When storing breast milk on the counter, make sure you keep it in a cool dry place away from direct sunlight. Milk stored in the refrigerator and freezer should be kept in the back as the temperature near the door varies from time to time. When consuming stored breast milk, start with the oldest one to be stored first. Breast Milk storage bags can be found here.
The fridge is used for short-term breast milk storage while the freezer is used for long-term breastmilk storage. As long as the milk is stored properly, it will stay fresh in the freezer but it’ll be less nutritious compared to the one stored in the fridge since freezing breast milk kill some of the natural vitamins including antioxidants.
How To Store Breast Milk
- Use a clean storage cup or bag to put in the expressed milk making sure the bags aren’t filled past the measurement indicator line.
- Seal the bag or the cup tightly to prevent contamination. If you’re using bags, put them inside another container and seal it so that they don’t come into contact with other items in the fridge.
- Always store freshly pumped milk at the back of the fridge where it’s cold and the temperature is consistent.
- You can add freshly pumped breast milk to already refrigerated milk but ensure they are at the same temperature, first cool the fresh milk then add it to the old milk.

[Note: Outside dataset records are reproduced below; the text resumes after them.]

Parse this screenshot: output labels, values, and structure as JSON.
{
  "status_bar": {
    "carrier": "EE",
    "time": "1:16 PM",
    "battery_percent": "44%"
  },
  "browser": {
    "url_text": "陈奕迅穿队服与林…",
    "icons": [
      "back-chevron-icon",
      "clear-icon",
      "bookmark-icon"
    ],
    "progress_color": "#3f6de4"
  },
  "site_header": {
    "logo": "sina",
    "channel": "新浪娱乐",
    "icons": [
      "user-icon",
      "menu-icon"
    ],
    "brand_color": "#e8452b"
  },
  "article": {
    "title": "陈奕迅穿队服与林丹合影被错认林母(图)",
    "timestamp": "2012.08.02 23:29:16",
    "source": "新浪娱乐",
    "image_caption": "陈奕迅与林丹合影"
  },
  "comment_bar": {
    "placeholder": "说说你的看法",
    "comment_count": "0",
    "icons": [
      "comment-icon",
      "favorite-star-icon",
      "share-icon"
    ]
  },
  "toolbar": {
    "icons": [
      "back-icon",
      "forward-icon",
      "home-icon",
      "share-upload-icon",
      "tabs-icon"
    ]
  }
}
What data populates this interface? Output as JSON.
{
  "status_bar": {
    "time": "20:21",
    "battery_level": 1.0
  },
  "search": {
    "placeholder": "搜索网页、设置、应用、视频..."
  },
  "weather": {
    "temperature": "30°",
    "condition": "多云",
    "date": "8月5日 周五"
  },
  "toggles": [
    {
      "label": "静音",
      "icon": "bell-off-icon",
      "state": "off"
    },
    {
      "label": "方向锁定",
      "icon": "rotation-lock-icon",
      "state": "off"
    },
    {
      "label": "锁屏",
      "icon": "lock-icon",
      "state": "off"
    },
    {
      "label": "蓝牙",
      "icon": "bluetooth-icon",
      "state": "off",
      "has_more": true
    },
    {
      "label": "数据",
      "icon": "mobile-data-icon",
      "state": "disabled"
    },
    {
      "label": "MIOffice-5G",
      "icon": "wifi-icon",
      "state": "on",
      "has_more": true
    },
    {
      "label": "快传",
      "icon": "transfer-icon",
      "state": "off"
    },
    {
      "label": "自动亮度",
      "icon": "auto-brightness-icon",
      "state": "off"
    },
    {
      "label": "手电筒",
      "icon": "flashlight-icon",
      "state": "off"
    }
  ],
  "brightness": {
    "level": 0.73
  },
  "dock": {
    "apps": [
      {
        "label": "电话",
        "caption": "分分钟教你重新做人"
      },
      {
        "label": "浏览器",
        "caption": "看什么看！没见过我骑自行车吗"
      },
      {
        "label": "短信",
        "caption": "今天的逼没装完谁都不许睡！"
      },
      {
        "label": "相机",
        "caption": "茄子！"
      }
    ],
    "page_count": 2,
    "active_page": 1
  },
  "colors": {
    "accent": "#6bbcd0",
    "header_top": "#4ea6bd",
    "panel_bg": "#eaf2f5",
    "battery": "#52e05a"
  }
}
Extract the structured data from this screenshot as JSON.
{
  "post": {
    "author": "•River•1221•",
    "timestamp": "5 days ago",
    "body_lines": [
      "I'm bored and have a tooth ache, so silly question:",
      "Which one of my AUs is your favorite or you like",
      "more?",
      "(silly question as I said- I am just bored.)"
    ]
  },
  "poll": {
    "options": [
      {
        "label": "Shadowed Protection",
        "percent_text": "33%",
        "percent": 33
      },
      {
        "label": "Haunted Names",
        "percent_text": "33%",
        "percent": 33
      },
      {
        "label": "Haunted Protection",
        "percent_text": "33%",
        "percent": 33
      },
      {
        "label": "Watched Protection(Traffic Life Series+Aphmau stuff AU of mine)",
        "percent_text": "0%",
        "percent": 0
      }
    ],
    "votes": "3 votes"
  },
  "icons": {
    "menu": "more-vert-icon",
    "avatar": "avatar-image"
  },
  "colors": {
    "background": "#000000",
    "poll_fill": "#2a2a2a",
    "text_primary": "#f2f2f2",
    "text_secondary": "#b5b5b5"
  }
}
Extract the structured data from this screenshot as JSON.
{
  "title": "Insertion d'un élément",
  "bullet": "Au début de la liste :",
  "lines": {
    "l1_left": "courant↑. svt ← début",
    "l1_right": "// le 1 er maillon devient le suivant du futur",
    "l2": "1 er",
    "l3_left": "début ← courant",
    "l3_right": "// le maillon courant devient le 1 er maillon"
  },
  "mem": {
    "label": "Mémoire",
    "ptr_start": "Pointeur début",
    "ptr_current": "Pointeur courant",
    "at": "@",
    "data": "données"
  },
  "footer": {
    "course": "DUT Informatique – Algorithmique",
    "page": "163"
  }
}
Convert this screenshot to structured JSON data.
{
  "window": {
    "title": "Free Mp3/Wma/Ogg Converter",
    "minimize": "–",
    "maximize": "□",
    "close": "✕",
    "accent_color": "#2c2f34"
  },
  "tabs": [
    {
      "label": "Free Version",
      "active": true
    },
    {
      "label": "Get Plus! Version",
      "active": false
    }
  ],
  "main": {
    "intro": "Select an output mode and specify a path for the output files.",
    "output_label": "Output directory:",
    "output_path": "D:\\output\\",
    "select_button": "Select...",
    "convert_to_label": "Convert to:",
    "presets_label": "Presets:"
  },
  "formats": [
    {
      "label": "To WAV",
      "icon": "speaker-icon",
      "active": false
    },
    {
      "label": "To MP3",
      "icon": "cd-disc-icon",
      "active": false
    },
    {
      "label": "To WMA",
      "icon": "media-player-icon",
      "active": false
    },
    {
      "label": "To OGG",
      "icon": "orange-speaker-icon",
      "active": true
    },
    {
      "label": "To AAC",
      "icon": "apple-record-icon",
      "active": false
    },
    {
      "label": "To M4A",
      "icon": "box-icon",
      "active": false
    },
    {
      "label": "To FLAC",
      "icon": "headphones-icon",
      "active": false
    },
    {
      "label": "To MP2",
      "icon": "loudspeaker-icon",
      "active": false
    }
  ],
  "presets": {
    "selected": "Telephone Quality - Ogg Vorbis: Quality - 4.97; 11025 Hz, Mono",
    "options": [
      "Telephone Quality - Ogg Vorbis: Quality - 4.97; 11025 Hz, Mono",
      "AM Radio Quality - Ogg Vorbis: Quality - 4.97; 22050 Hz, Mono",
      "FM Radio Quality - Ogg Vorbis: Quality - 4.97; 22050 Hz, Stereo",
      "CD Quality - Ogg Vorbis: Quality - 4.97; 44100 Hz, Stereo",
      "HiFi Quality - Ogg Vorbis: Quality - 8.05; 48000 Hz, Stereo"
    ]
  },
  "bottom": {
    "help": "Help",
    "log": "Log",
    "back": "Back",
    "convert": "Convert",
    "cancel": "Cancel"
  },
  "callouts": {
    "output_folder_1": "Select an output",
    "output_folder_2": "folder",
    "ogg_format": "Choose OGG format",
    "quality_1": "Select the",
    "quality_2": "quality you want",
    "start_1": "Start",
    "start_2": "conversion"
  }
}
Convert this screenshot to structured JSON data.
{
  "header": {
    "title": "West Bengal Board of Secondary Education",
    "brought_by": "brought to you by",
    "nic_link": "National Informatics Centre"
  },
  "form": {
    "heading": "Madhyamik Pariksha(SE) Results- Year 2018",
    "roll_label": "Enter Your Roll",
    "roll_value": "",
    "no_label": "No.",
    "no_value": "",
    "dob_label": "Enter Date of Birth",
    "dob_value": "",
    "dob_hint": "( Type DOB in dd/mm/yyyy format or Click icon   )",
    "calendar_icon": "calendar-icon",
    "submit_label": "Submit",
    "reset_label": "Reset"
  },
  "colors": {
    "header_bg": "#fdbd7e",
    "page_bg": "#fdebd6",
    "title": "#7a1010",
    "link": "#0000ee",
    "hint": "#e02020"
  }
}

- Store milk in small batches and label them correctly to avoid wastage because once milk has been warmed it cannot be refrozen.
Consuming Stored Breast Milk
After freezing breast milk, you’ve got to reheat it once you are ready to use it and once reheated, it cannot be refrozen. The best way to thaw frozen breast milk is to keep it in the refrigerator for 24 hours or if you urgently need it, you can place the container or cup with the milk in a bowl of warm water that doesn’t rise above the bottle.
Never use the microwave to defrost breast milk as it can kill the milk’s immune properties and even create hotspots due to uneven heating that could potentially burn the baby’s mouth and throat. Alternatively, you could use a bottle warmer to warm the baby’s milk. Check out some here. Test the milk on the inside of your forearm to know whether it’s at the right temperature. It should feel warm and not hot.